, Hesse, in 1961 (reprinted in 1966, 1971) under the title ''A Dictionary of Modern Written Arabic: Arabic–English'', as well as by Spoken Language Services, Inc. of Ithaca, New York, in 1976, under the somewhat different title ''Arabic–English Dictionary: The Hans Wehr Dictionary of Modern Written Arabic, Edited by J M. Cowan''. Librairie du Liban in Lebanon has printed it since 1980, and it is widely available in the Middle East (). The 4th edition (pictured above), which is considerably amended and enlarged (1301 pages compared to 1110 in the 3rd edition), was published in 1979. Harrassowitz published an improved English translation of the 4th edition of the Arabic-German dictionary with over 13,000 additional entries, approx. 26,000 words with approx. 20 words per page. It was published in 1994 by Spoken Language Services, Inc. of Ithaca, New York, and is usually available in the United States as a compact "student" paperback (). In 2019, a two-volume version also started being offered. The 5th edition available in German, published by Harrassowitz's publishing house in 1985, also in the city of Wiesbaden, under the title ''Arabisches Wörterbuch für die Schriftsprache der Gegenwart: Arabisch–Deutsch, unter Mitwirkung von Lorenz Kropfitsch neu bearbeitet und erweitert'' (). It has 1452 pages of dictionary entries. The 6th edition in German was published by Harrassowitz in December 2020, which was significantly expanded and comprehensively edited by Lorenz Kropfitsch. This edition was created that only has the basic set of lexemes in common with the previous edition. The Arabist and lexicographer Dr. Lorenz Kropfitsch, who taught Arabic at the FTSK Germersheim for decades, passed away on January 5th, 2020 at the age of 73.

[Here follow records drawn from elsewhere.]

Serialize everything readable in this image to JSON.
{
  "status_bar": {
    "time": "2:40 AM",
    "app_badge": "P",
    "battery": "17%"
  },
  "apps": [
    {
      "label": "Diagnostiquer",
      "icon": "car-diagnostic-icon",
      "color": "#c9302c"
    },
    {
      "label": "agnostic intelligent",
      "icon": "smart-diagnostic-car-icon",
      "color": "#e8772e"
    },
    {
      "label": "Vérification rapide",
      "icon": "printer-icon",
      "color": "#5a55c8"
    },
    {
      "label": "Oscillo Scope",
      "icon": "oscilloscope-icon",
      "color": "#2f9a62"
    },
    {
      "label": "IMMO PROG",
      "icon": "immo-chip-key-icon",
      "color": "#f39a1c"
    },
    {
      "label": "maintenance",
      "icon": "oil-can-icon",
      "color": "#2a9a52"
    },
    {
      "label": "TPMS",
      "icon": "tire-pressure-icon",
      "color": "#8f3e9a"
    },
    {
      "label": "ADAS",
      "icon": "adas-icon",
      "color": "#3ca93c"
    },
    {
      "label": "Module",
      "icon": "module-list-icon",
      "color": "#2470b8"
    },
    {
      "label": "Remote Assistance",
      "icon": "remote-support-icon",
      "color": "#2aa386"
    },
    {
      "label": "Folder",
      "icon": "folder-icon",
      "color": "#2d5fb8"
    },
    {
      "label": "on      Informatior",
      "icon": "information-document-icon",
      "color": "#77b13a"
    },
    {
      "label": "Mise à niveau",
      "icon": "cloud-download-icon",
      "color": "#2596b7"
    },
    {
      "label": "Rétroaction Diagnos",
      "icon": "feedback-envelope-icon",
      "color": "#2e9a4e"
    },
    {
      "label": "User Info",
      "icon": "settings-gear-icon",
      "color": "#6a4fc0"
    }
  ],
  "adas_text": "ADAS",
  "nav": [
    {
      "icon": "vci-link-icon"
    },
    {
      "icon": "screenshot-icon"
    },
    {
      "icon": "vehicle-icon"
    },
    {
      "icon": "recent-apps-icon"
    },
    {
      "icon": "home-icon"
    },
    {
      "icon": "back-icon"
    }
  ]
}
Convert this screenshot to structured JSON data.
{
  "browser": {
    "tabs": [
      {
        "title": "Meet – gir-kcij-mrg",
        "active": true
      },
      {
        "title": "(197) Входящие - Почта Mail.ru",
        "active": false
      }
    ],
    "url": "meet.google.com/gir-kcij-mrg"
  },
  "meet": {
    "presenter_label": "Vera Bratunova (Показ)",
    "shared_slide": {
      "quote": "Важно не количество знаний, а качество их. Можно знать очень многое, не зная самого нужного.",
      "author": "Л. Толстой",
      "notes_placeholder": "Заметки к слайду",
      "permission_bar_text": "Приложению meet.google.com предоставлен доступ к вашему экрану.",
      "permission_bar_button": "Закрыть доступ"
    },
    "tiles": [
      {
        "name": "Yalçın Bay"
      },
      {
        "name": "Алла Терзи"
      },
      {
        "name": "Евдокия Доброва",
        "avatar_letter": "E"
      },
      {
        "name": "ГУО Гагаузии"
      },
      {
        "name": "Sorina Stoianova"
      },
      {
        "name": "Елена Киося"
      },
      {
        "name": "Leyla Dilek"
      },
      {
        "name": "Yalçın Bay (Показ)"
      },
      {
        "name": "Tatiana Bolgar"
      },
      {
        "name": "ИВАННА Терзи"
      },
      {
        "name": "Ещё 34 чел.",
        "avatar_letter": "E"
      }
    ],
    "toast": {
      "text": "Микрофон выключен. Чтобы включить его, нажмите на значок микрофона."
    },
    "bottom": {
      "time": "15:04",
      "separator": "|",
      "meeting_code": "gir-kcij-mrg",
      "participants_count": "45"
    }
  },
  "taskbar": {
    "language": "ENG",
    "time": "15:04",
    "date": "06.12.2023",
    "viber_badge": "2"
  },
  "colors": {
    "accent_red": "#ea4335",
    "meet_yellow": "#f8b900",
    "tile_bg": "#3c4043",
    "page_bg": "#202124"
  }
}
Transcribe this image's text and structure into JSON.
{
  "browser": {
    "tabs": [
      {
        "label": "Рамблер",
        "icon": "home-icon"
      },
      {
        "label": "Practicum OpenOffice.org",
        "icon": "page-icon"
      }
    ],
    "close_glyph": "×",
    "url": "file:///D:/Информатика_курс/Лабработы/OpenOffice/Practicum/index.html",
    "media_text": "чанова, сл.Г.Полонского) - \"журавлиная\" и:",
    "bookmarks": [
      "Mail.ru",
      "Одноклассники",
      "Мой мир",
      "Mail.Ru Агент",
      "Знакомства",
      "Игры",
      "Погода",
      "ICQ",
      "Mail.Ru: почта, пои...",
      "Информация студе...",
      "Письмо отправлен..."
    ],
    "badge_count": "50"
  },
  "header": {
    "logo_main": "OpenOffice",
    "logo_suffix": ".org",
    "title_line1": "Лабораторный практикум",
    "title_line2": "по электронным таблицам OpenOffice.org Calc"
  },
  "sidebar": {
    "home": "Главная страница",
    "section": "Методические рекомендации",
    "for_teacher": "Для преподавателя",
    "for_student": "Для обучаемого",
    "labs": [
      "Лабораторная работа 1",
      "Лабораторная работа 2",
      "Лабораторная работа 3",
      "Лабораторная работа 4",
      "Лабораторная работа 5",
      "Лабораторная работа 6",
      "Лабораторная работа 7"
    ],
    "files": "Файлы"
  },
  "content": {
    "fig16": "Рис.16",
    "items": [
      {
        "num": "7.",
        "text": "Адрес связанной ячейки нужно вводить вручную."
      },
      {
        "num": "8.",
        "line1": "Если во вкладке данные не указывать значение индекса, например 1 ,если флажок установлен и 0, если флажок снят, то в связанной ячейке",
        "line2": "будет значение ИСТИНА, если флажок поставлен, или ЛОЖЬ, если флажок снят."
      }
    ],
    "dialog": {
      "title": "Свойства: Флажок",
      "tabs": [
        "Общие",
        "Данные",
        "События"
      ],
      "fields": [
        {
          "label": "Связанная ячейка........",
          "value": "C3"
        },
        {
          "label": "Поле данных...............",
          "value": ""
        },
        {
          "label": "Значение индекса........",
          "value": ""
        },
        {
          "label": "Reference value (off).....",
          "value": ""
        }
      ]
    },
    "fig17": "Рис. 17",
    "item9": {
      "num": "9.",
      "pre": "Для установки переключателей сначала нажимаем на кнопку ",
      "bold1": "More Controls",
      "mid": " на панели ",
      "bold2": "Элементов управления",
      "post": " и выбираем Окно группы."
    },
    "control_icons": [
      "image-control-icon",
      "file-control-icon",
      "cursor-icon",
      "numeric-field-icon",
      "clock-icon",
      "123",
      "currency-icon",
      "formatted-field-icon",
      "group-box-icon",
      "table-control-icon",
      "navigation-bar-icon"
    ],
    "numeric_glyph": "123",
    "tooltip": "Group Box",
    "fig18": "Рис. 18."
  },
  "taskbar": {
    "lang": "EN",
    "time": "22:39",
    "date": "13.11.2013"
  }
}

See also

*Classical Arabic *Academy of the Arabic Language (disambiguation), Academy of the Arabic Language *Arabic phonology *Romanization of Arabic *Help:IPA/Arabic *Varieties of Arabic




*Robert Graham Irwin, Irwin, Robert (2006). ''For Lust of Knowing''. London: Allen Lane. *Sa'id, Majed F. (1962)
"Review of ''A Dictionary of Modern Written Arabic by Hans Wehr, J Milton Cowan''"
''Language'' 38 (3): 328-330. (Available online through JSTOR) *Wehr, Hans (1976). "Introduction", in Hans Wehr & J M. Cowan ''Arabic–English Dictionary'', pp. vii–xv. Ithaca, N.Y.: Spoken Language Services. *Haywood, John
Reviewed Work: A Dictionary of Modern Written Arabic (Arabic-English) by Hans Wehr, J. Milton Cowan
Die Welt Des Islams, vol. 20, no. 3/4, 1980, pp. 246–248. 1961 non-fiction books Arabic dictionaries English bilingual dictionaries Translation dictionaries